● **Task objective**
An exact copy of all the data is the expected answer.

● **Available records**
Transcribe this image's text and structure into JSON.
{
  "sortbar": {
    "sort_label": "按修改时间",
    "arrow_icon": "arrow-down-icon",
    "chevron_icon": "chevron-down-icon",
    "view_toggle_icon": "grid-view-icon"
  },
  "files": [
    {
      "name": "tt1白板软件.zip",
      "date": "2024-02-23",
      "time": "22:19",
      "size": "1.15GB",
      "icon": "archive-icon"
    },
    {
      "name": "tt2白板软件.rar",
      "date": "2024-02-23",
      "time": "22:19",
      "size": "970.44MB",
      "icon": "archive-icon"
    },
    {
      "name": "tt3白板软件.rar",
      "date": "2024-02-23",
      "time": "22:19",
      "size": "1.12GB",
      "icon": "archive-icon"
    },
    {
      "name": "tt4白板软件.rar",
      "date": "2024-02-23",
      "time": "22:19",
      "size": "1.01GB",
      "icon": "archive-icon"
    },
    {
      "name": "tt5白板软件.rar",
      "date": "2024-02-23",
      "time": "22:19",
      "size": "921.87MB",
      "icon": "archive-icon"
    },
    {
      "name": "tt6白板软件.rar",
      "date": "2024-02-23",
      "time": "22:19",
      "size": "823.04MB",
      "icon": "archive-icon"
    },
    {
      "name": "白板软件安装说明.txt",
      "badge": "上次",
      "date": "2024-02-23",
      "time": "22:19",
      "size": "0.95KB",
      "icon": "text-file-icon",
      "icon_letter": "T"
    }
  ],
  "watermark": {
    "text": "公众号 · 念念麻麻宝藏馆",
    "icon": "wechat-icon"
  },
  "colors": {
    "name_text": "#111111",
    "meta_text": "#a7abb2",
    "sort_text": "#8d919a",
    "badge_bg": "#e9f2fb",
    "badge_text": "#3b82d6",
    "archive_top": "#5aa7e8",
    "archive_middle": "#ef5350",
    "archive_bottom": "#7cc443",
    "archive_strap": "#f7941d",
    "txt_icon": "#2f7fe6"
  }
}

● **Output of the exercise**
Transcribe this image's text and structure into JSON.
{
  "sortbar": {
    "sort_label": "按修改时间",
    "arrow_icon": "arrow-down-icon",
    "chevron_icon": "chevron-down-icon",
    "view_toggle_icon": "grid-view-icon"
  },
  "files": [
    {
      "name": "tt1白板软件.zip",
      "date": "2024-02-23",
      "time": "22:19",
      "size": "1.15GB",
      "icon": "archive-icon"
    },
    {
      "name": "tt2白板软件.rar",
      "date": "2024-02-23",
      "time": "22:19",
      "size": "970.44MB",
      "icon": "archive-icon"
    },
    {
      "name": "tt3白板软件.rar",
      "date": "2024-02-23",
      "time": "22:19",
      "size": "1.12GB",
      "icon": "archive-icon"
    },
    {
      "name": "tt4白板软件.rar",
      "date": "2024-02-23",
      "time": "22:19",
      "size": "1.01GB",
      "icon": "archive-icon"
    },
    {
      "name": "tt5白板软件.rar",
      "date": "2024-02-23",
      "time": "22:19",
      "size": "921.87MB",
      "icon": "archive-icon"
    },
    {
      "name": "tt6白板软件.rar",
      "date": "2024-02-23",
      "time": "22:19",
      "size": "823.04MB",
      "icon": "archive-icon"
    },
    {
      "name": "白板软件安装说明.txt",
      "badge": "上次",
      "date": "2024-02-23",
      "time": "22:19",
      "size": "0.95KB",
      "icon": "text-file-icon",
      "icon_letter": "T"
    }
  ],
  "watermark": {
    "text": "公众号 · 念念麻麻宝藏馆",
    "icon": "wechat-icon"
  },
  "colors": {
    "name_text": "#111111",
    "meta_text": "#a7abb2",
    "sort_text": "#8d919a",
    "badge_bg": "#e9f2fb",
    "badge_text": "#3b82d6",
    "archive_top": "#5aa7e8",
    "archive_middle": "#ef5350",
    "archive_bottom": "#7cc443",
    "archive_strap": "#f7941d",
    "txt_icon": "#2f7fe6"
  }
}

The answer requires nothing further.